Work to complete:
Reproduce the data exactly as it stands.

[Web page and app entries]
○ ○ ○

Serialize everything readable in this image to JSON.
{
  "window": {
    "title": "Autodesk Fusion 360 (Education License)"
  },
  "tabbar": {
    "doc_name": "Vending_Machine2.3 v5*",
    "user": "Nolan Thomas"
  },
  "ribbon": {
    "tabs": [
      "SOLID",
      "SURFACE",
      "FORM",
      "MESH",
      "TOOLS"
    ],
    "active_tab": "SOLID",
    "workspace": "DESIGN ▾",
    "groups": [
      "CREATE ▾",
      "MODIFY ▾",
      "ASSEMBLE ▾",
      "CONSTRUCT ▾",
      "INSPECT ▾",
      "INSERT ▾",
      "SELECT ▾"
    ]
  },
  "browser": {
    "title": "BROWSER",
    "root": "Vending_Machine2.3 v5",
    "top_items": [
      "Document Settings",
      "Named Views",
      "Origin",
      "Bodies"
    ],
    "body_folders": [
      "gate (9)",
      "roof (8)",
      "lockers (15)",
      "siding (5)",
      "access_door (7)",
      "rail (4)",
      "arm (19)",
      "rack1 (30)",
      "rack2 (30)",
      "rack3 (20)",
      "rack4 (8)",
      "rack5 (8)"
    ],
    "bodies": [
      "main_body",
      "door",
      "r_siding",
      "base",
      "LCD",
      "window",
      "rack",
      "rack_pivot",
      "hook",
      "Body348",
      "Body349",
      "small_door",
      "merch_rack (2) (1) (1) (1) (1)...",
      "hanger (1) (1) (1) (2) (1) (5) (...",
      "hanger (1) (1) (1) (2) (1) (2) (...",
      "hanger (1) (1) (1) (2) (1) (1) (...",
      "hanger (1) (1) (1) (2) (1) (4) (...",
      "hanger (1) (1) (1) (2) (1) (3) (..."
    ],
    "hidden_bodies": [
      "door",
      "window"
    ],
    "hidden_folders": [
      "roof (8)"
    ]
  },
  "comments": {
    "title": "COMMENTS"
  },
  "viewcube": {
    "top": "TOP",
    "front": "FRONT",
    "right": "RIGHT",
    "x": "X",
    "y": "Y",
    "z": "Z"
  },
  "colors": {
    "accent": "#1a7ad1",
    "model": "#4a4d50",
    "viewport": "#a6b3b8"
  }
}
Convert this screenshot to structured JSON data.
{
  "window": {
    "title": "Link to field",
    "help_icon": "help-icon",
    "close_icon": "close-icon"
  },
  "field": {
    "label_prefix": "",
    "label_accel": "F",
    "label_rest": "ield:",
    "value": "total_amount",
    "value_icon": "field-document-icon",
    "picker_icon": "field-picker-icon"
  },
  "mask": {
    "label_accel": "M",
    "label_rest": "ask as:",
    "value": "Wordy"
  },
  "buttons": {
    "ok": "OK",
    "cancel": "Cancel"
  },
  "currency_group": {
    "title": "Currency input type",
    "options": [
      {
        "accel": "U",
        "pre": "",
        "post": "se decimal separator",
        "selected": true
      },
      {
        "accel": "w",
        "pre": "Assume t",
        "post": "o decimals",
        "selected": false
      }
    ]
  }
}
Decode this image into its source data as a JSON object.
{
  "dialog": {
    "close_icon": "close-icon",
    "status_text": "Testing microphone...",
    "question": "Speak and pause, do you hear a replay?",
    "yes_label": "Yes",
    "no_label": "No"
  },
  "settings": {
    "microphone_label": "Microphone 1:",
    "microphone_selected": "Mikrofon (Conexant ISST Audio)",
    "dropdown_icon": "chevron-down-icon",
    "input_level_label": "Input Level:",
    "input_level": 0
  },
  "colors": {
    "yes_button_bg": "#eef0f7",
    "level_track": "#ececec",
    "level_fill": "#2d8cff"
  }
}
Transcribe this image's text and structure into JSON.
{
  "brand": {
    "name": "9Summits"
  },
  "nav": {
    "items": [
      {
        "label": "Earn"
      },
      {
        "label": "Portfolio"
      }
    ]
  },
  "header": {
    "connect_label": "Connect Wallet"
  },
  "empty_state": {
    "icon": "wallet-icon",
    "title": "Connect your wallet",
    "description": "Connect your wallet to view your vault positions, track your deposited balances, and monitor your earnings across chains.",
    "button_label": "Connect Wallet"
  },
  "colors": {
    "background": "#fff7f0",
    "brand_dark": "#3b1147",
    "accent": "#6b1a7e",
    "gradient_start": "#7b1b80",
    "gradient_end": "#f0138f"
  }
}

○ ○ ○

Task output:
Serialize everything readable in this image to JSON.
{
  "window": {
    "title": "Autodesk Fusion 360 (Education License)"
  },
  "tabbar": {
    "doc_name": "Vending_Machine2.3 v5*",
    "user": "Nolan Thomas"
  },
  "ribbon": {
    "tabs": [
      "SOLID",
      "SURFACE",
      "FORM",
      "MESH",
      "TOOLS"
    ],
    "active_tab": "SOLID",
    "workspace": "DESIGN ▾",
    "groups": [
      "CREATE ▾",
      "MODIFY ▾",
      "ASSEMBLE ▾",
      "CONSTRUCT ▾",
      "INSPECT ▾",
      "INSERT ▾",
      "SELECT ▾"
    ]
  },
  "browser": {
    "title": "BROWSER",
    "root": "Vending_Machine2.3 v5",
    "top_items": [
      "Document Settings",
      "Named Views",
      "Origin",
      "Bodies"
    ],
    "body_folders": [
      "gate (9)",
      "roof (8)",
      "lockers (15)",
      "siding (5)",
      "access_door (7)",
      "rail (4)",
      "arm (19)",
      "rack1 (30)",
      "rack2 (30)",
      "rack3 (20)",
      "rack4 (8)",
      "rack5 (8)"
    ],
    "bodies": [
      "main_body",
      "door",
      "r_siding",
      "base",
      "LCD",
      "window",
      "rack",
      "rack_pivot",
      "hook",
      "Body348",
      "Body349",
      "small_door",
      "merch_rack (2) (1) (1) (1) (1)...",
      "hanger (1) (1) (1) (2) (1) (5) (...",
      "hanger (1) (1) (1) (2) (1) (2) (...",
      "hanger (1) (1) (1) (2) (1) (1) (...",
      "hanger (1) (1) (1) (2) (1) (4) (...",
      "hanger (1) (1) (1) (2) (1) (3) (..."
    ],
    "hidden_bodies": [
      "door",
      "window"
    ],
    "hidden_folders": [
      "roof (8)"
    ]
  },
  "comments": {
    "title": "COMMENTS"
  },
  "viewcube": {
    "top": "TOP",
    "front": "FRONT",
    "right": "RIGHT",
    "x": "X",
    "y": "Y",
    "z": "Z"
  },
  "colors": {
    "accent": "#1a7ad1",
    "model": "#4a4d50",
    "viewport": "#a6b3b8"
  }
}
Convert this screenshot to structured JSON data.
{
  "window": {
    "title": "Link to field",
    "help_icon": "help-icon",
    "close_icon": "close-icon"
  },
  "field": {
    "label_prefix": "",
    "label_accel": "F",
    "label_rest": "ield:",
    "value": "total_amount",
    "value_icon": "field-document-icon",
    "picker_icon": "field-picker-icon"
  },
  "mask": {
    "label_accel": "M",
    "label_rest": "ask as:",
    "value": "Wordy"
  },
  "buttons": {
    "ok": "OK",
    "cancel": "Cancel"
  },
  "currency_group": {
    "title": "Currency input type",
    "options": [
      {
        "accel": "U",
        "pre": "",
        "post": "se decimal separator",
        "selected": true
      },
      {
        "accel": "w",
        "pre": "Assume t",
        "post": "o decimals",
        "selected": false
      }
    ]
  }
}
Decode this image into its source data as a JSON object.
{
  "dialog": {
    "close_icon": "close-icon",
    "status_text": "Testing microphone...",
    "question": "Speak and pause, do you hear a replay?",
    "yes_label": "Yes",
    "no_label": "No"
  },
  "settings": {
    "microphone_label": "Microphone 1:",
    "microphone_selected": "Mikrofon (Conexant ISST Audio)",
    "dropdown_icon": "chevron-down-icon",
    "input_level_label": "Input Level:",
    "input_level": 0
  },
  "colors": {
    "yes_button_bg": "#eef0f7",
    "level_track": "#ececec",
    "level_fill": "#2d8cff"
  }
}
Transcribe this image's text and structure into JSON.
{
  "brand": {
    "name": "9Summits"
  },
  "nav": {
    "items": [
      {
        "label": "Earn"
      },
      {
        "label": "Portfolio"
      }
    ]
  },
  "header": {
    "connect_label": "Connect Wallet"
  },
  "empty_state": {
    "icon": "wallet-icon",
    "title": "Connect your wallet",
    "description": "Connect your wallet to view your vault positions, track your deposited balances, and monitor your earnings across chains.",
    "button_label": "Connect Wallet"
  },
  "colors": {
    "background": "#fff7f0",
    "brand_dark": "#3b1147",
    "accent": "#6b1a7e",
    "gradient_start": "#7b1b80",
    "gradient_end": "#f0138f"
  }
}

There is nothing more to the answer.